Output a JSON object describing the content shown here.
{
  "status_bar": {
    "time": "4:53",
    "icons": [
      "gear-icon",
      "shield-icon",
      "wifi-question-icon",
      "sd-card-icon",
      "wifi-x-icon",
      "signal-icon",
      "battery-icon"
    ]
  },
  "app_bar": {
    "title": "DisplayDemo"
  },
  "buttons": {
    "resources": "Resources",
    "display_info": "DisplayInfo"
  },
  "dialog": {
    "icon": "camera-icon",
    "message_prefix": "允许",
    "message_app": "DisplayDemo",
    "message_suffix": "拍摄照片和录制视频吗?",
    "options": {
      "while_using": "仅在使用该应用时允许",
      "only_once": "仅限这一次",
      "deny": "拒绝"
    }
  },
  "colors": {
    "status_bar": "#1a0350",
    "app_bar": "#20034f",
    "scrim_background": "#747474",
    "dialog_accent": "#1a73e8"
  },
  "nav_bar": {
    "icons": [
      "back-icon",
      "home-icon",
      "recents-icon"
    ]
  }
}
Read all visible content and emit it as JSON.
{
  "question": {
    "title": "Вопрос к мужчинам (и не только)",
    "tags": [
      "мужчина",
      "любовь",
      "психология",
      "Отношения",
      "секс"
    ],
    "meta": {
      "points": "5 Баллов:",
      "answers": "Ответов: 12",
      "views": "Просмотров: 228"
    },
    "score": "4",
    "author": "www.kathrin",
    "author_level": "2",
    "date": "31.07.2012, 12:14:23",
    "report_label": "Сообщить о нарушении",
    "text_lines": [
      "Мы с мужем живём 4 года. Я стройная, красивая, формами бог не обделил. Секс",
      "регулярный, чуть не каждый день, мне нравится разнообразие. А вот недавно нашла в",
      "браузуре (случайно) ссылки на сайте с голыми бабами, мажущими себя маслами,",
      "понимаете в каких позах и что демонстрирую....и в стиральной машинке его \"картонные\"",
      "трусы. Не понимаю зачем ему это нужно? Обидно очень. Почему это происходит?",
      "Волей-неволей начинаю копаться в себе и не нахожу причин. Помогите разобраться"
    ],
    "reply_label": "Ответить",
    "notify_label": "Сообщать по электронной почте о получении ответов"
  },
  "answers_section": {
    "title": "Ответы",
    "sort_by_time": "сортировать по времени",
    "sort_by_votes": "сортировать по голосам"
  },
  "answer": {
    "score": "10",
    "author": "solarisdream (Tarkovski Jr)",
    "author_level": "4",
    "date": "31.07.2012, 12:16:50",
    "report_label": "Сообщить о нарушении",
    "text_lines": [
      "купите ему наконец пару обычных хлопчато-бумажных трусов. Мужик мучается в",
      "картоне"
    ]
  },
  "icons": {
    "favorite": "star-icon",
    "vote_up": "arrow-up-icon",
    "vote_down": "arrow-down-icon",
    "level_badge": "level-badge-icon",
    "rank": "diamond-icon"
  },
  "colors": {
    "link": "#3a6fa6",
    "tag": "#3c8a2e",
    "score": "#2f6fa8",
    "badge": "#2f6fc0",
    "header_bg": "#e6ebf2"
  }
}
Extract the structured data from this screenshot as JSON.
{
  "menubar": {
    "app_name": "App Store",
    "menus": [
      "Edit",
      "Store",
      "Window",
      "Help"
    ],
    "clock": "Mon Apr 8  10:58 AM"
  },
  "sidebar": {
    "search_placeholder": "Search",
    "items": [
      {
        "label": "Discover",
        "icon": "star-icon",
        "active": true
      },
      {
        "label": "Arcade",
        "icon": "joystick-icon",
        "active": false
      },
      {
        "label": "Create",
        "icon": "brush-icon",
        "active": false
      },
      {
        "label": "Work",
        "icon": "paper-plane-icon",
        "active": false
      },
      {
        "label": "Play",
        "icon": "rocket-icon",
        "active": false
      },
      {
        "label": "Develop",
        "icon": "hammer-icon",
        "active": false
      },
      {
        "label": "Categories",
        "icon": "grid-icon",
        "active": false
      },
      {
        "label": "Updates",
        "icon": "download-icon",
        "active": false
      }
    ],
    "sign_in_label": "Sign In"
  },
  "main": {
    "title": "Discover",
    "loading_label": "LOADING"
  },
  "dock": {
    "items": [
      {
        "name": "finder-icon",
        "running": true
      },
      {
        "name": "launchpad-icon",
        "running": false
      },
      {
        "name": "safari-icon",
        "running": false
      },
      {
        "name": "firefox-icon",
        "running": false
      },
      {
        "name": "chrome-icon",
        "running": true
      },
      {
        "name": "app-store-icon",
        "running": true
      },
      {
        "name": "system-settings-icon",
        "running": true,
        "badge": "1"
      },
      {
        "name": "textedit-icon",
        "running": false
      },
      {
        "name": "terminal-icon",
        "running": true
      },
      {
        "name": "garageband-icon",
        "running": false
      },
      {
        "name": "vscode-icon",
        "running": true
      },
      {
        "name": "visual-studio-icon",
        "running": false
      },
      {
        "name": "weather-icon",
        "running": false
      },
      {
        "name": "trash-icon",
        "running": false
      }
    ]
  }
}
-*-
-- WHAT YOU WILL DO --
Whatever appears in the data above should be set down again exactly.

-- RESPONSE FOR THIS EXERCISE --
Output a JSON object describing the content shown here.
{
  "status_bar": {
    "time": "4:53",
    "icons": [
      "gear-icon",
      "shield-icon",
      "wifi-question-icon",
      "sd-card-icon",
      "wifi-x-icon",
      "signal-icon",
      "battery-icon"
    ]
  },
  "app_bar": {
    "title": "DisplayDemo"
  },
  "buttons": {
    "resources": "Resources",
    "display_info": "DisplayInfo"
  },
  "dialog": {
    "icon": "camera-icon",
    "message_prefix": "允许",
    "message_app": "DisplayDemo",
    "message_suffix": "拍摄照片和录制视频吗?",
    "options": {
      "while_using": "仅在使用该应用时允许",
      "only_once": "仅限这一次",
      "deny": "拒绝"
    }
  },
  "colors": {
    "status_bar": "#1a0350",
    "app_bar": "#20034f",
    "scrim_background": "#747474",
    "dialog_accent": "#1a73e8"
  },
  "nav_bar": {
    "icons": [
      "back-icon",
      "home-icon",
      "recents-icon"
    ]
  }
}
Read all visible content and emit it as JSON.
{
  "question": {
    "title": "Вопрос к мужчинам (и не только)",
    "tags": [
      "мужчина",
      "любовь",
      "психология",
      "Отношения",
      "секс"
    ],
    "meta": {
      "points": "5 Баллов:",
      "answers": "Ответов: 12",
      "views": "Просмотров: 228"
    },
    "score": "4",
    "author": "www.kathrin",
    "author_level": "2",
    "date": "31.07.2012, 12:14:23",
    "report_label": "Сообщить о нарушении",
    "text_lines": [
      "Мы с мужем живём 4 года. Я стройная, красивая, формами бог не обделил. Секс",
      "регулярный, чуть не каждый день, мне нравится разнообразие. А вот недавно нашла в",
      "браузуре (случайно) ссылки на сайте с голыми бабами, мажущими себя маслами,",
      "понимаете в каких позах и что демонстрирую....и в стиральной машинке его \"картонные\"",
      "трусы. Не понимаю зачем ему это нужно? Обидно очень. Почему это происходит?",
      "Волей-неволей начинаю копаться в себе и не нахожу причин. Помогите разобраться"
    ],
    "reply_label": "Ответить",
    "notify_label": "Сообщать по электронной почте о получении ответов"
  },
  "answers_section": {
    "title": "Ответы",
    "sort_by_time": "сортировать по времени",
    "sort_by_votes": "сортировать по голосам"
  },
  "answer": {
    "score": "10",
    "author": "solarisdream (Tarkovski Jr)",
    "author_level": "4",
    "date": "31.07.2012, 12:16:50",
    "report_label": "Сообщить о нарушении",
    "text_lines": [
      "купите ему наконец пару обычных хлопчато-бумажных трусов. Мужик мучается в",
      "картоне"
    ]
  },
  "icons": {
    "favorite": "star-icon",
    "vote_up": "arrow-up-icon",
    "vote_down": "arrow-down-icon",
    "level_badge": "level-badge-icon",
    "rank": "diamond-icon"
  },
  "colors": {
    "link": "#3a6fa6",
    "tag": "#3c8a2e",
    "score": "#2f6fa8",
    "badge": "#2f6fc0",
    "header_bg": "#e6ebf2"
  }
}
Extract the structured data from this screenshot as JSON.
{
  "menubar": {
    "app_name": "App Store",
    "menus": [
      "Edit",
      "Store",
      "Window",
      "Help"
    ],
    "clock": "Mon Apr 8  10:58 AM"
  },
  "sidebar": {
    "search_placeholder": "Search",
    "items": [
      {
        "label": "Discover",
        "icon": "star-icon",
        "active": true
      },
      {
        "label": "Arcade",
        "icon": "joystick-icon",
        "active": false
      },
      {
        "label": "Create",
        "icon": "brush-icon",
        "active": false
      },
      {
        "label": "Work",
        "icon": "paper-plane-icon",
        "active": false
      },
      {
        "label": "Play",
        "icon": "rocket-icon",
        "active": false
      },
      {
        "label": "Develop",
        "icon": "hammer-icon",
        "active": false
      },
      {
        "label": "Categories",
        "icon": "grid-icon",
        "active": false
      },
      {
        "label": "Updates",
        "icon": "download-icon",
        "active": false
      }
    ],
    "sign_in_label": "Sign In"
  },
  "main": {
    "title": "Discover",
    "loading_label": "LOADING"
  },
  "dock": {
    "items": [
      {
        "name": "finder-icon",
        "running": true
      },
      {
        "name": "launchpad-icon",
        "running": false
      },
      {
        "name": "safari-icon",
        "running": false
      },
      {
        "name": "firefox-icon",
        "running": false
      },
      {
        "name": "chrome-icon",
        "running": true
      },
      {
        "name": "app-store-icon",
        "running": true
      },
      {
        "name": "system-settings-icon",
        "running": true,
        "badge": "1"
      },
      {
        "name": "textedit-icon",
        "running": false
      },
      {
        "name": "terminal-icon",
        "running": true
      },
      {
        "name": "garageband-icon",
        "running": false
      },
      {
        "name": "vscode-icon",
        "running": true
      },
      {
        "name": "visual-studio-icon",
        "running": false
      },
      {
        "name": "weather-icon",
        "running": false
      },
      {
        "name": "trash-icon",
        "running": false
      }
    ]
  }
}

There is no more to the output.